Beijing (AsiaNews) - At least 12 Protestants are in jail for participating in an "illegal gathering" to study the Bible. The authorities targeted them because some of them are close to the New Citizens movement, a dissident group demanding respect for China's constitution and transparency with regards to the assets owned by the country's leaders.
The 12 Christians were arrested on 24 January. Two days later, they were charged, but the families of the prisoners still have not received any legal notice as to the reasons for their detention.
On that same day, New Citizens Movement leader Xu Zhiyong went on trial on trumpeted up charges. According to local sources, some members of his group demonstrated in front of the courthouse where he is being tried on charges of "disturbing the public order".
The Protestant community in a question is a house church called 'Holy Love Fellowship' (Sheng You Tuanqi in Chinese). It is led by Xu Yonghai he and his wife.
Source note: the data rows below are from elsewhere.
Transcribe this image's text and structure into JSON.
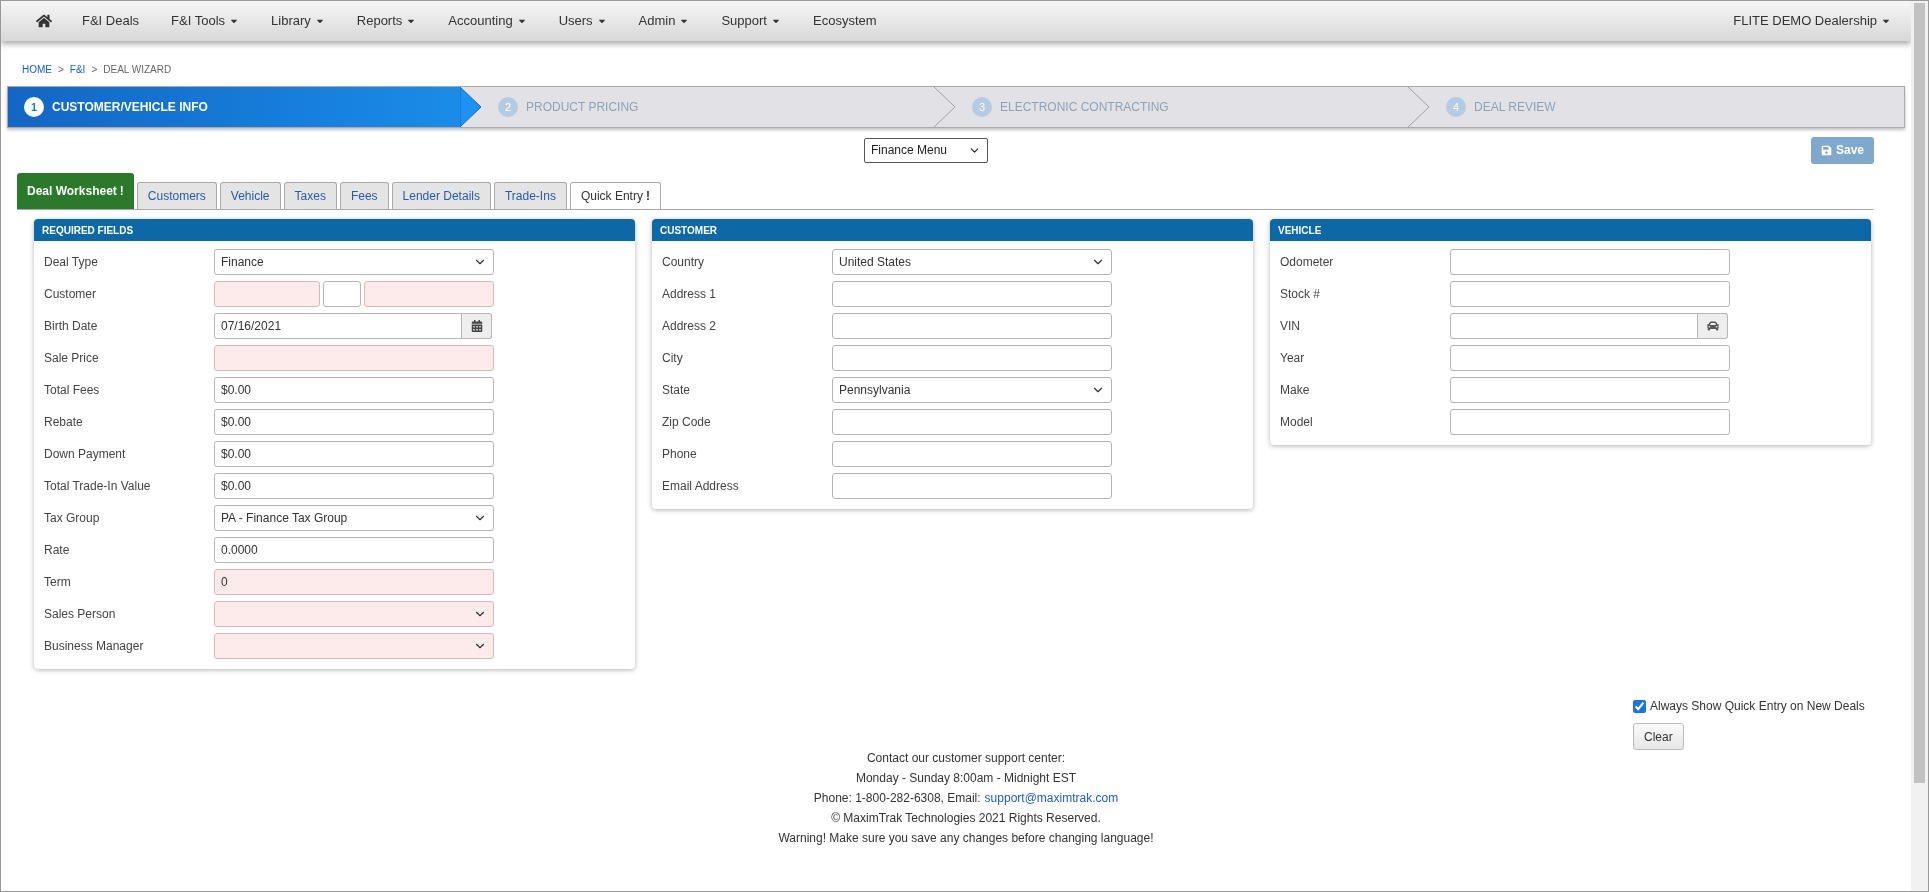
{
  "navbar": {
    "items": [
      {
        "label": "F&I Deals",
        "dropdown": false
      },
      {
        "label": "F&I Tools",
        "dropdown": true
      },
      {
        "label": "Library",
        "dropdown": true
      },
      {
        "label": "Reports",
        "dropdown": true
      },
      {
        "label": "Accounting",
        "dropdown": true
      },
      {
        "label": "Users",
        "dropdown": true
      },
      {
        "label": "Admin",
        "dropdown": true
      },
      {
        "label": "Support",
        "dropdown": true
      },
      {
        "label": "Ecosystem",
        "dropdown": false
      }
    ],
    "dealership": {
      "label": "FLITE DEMO Dealership",
      "dropdown": true
    }
  },
  "breadcrumb": [
    {
      "label": "HOME",
      "link": true,
      "separator": ">"
    },
    {
      "label": "F&I",
      "link": true,
      "separator": ">"
    },
    {
      "label": "DEAL WIZARD",
      "link": false
    }
  ],
  "wizard_steps": [
    {
      "number": "1",
      "label": "CUSTOMER/VEHICLE INFO",
      "selected": true
    },
    {
      "number": "2",
      "label": "PRODUCT PRICING",
      "selected": false
    },
    {
      "number": "3",
      "label": "ELECTRONIC CONTRACTING",
      "selected": false
    },
    {
      "number": "4",
      "label": "DEAL REVIEW",
      "selected": false
    }
  ],
  "menu_select": {
    "value": "Finance Menu"
  },
  "save_button": {
    "label": "Save",
    "disabled": true
  },
  "tabs": [
    {
      "label": "Deal Worksheet",
      "alert": "!",
      "selected": true,
      "kind": "normal"
    },
    {
      "label": "Customers",
      "selected": false,
      "kind": "normal"
    },
    {
      "label": "Vehicle",
      "selected": false,
      "kind": "normal"
    },
    {
      "label": "Taxes",
      "selected": false,
      "kind": "normal"
    },
    {
      "label": "Fees",
      "selected": false,
      "kind": "normal"
    },
    {
      "label": "Lender Details",
      "selected": false,
      "kind": "normal"
    },
    {
      "label": "Trade-Ins",
      "selected": false,
      "kind": "normal"
    },
    {
      "label": "Quick Entry",
      "alert": "!",
      "selected": false,
      "kind": "plain"
    }
  ],
  "panels": [
    {
      "title": "REQUIRED FIELDS",
      "fields": [
        {
          "label": "Deal Type",
          "kind": "select",
          "value": "Finance",
          "required": false
        },
        {
          "label": "Customer",
          "kind": "name",
          "parts": [
            {
              "required": true
            },
            {
              "required": false
            },
            {
              "required": true
            }
          ]
        },
        {
          "label": "Birth Date",
          "kind": "date",
          "value": "07/16/2021",
          "required": false
        },
        {
          "label": "Sale Price",
          "kind": "text",
          "required": true
        },
        {
          "label": "Total Fees",
          "kind": "text",
          "value": "$0.00",
          "required": false
        },
        {
          "label": "Rebate",
          "kind": "text",
          "value": "$0.00",
          "required": false
        },
        {
          "label": "Down Payment",
          "kind": "text",
          "value": "$0.00",
          "required": false
        },
        {
          "label": "Total Trade-In Value",
          "kind": "text",
          "value": "$0.00",
          "required": false
        },
        {
          "label": "Tax Group",
          "kind": "select",
          "value": "PA - Finance Tax Group",
          "required": false
        },
        {
          "label": "Rate",
          "kind": "text",
          "value": "0.0000",
          "required": false
        },
        {
          "label": "Term",
          "kind": "text",
          "value": "0",
          "required": true
        },
        {
          "label": "Sales Person",
          "kind": "select",
          "required": true
        },
        {
          "label": "Business Manager",
          "kind": "select",
          "required": true
        }
      ]
    },
    {
      "title": "CUSTOMER",
      "fields": [
        {
          "label": "Country",
          "kind": "select",
          "value": "United States",
          "required": false
        },
        {
          "label": "Address 1",
          "kind": "text",
          "required": false
        },
        {
          "label": "Address 2",
          "kind": "text",
          "required": false
        },
        {
          "label": "City",
          "kind": "text",
          "required": false
        },
        {
          "label": "State",
          "kind": "select",
          "value": "Pennsylvania",
          "required": false
        },
        {
          "label": "Zip Code",
          "kind": "text",
          "required": false
        },
        {
          "label": "Phone",
          "kind": "text",
          "required": false
        },
        {
          "label": "Email Address",
          "kind": "text",
          "required": false
        }
      ]
    },
    {
      "title": "VEHICLE",
      "fields": [
        {
          "label": "Odometer",
          "kind": "text",
          "required": false
        },
        {
          "label": "Stock #",
          "kind": "text",
          "required": false
        },
        {
          "label": "VIN",
          "kind": "vin",
          "required": false
        },
        {
          "label": "Year",
          "kind": "text",
          "required": false
        },
        {
          "label": "Make",
          "kind": "text",
          "required": false
        },
        {
          "label": "Model",
          "kind": "text",
          "required": false
        }
      ]
    }
  ],
  "quick_entry": {
    "checkbox_label": "Always Show Quick Entry on New Deals",
    "checked": true,
    "clear_button": "Clear"
  },
  "footer": {
    "lines": [
      "Contact our customer support center:",
      "Monday - Sunday 8:00am - Midnight EST"
    ],
    "contact_prefix": "Phone: 1-800-282-6308, Email:",
    "email": "support@maximtrak.com",
    "more_lines": [
      "© MaximTrak Technologies 2021 Rights Reserved.",
      "Warning! Make sure you save any changes before changing language!"
    ]
  }
}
House churches are Christian communities that are not registered with China's Religious Affairs Bureau.
According to a report by China Change, Xu and 17 other people met on 24 January at a house to study the Bible. The police eventually moved in, accusing them of "illegal gathering". In China, all meetings of two or three Christians or more are deemed "illegal".
After letting some of the older participants go, police forcibly took the rest to a station for interrogation. They were charged two days later with "illegal assembly, parade and demonstration."
Contacted two days ago by his attorney, human rights lawyer Liang Xiaojun, Xu Yonghai said that his house church has existed for at least 25 years. Although he was arrested twice before, the authorities never asked him to register his community, nor did they treat it as "illegal".
Days before his arrest, during another seminar in biblical studies, in the same house, a member of the Office for Civil Affairs named Haibing, arrived accusing those present of illegal gathering since the community was not registered.
According to Hu Shigen, a former dissident and member of the group, the authorities want to suppress the community because it includes many petitioners and former dissidents.
For several years, many dissidents, who once railed against unjust structures and called for respect for human rights, discovered the Christian faith as a source of spiritual comfort as well as justification for their fight.
Suspicious, the authorities tightly monitor Christian groups, including state-sanctioned communities. The combination of religion and political dissent is seen as potential threat, especially when important community leaders convert to Christianity.
Xu Yonghai is one example. After graduating from Beijing Medical College in 1984, Xu worked in several Beijing hospitals. In 1989, he became a Christian.
In 1995, he was sentenced to two years of re-education through labour for signing an appeal for democracy and the rule of law to mark the 6th anniversary of the Tiananmen movement.
In 2003, he was given two years in prison for helping a persecuted house church in Anshan (Liaoning).
Since his release in 2006, he has been under house arrest and surveillance and has never been able to resume his medical profession.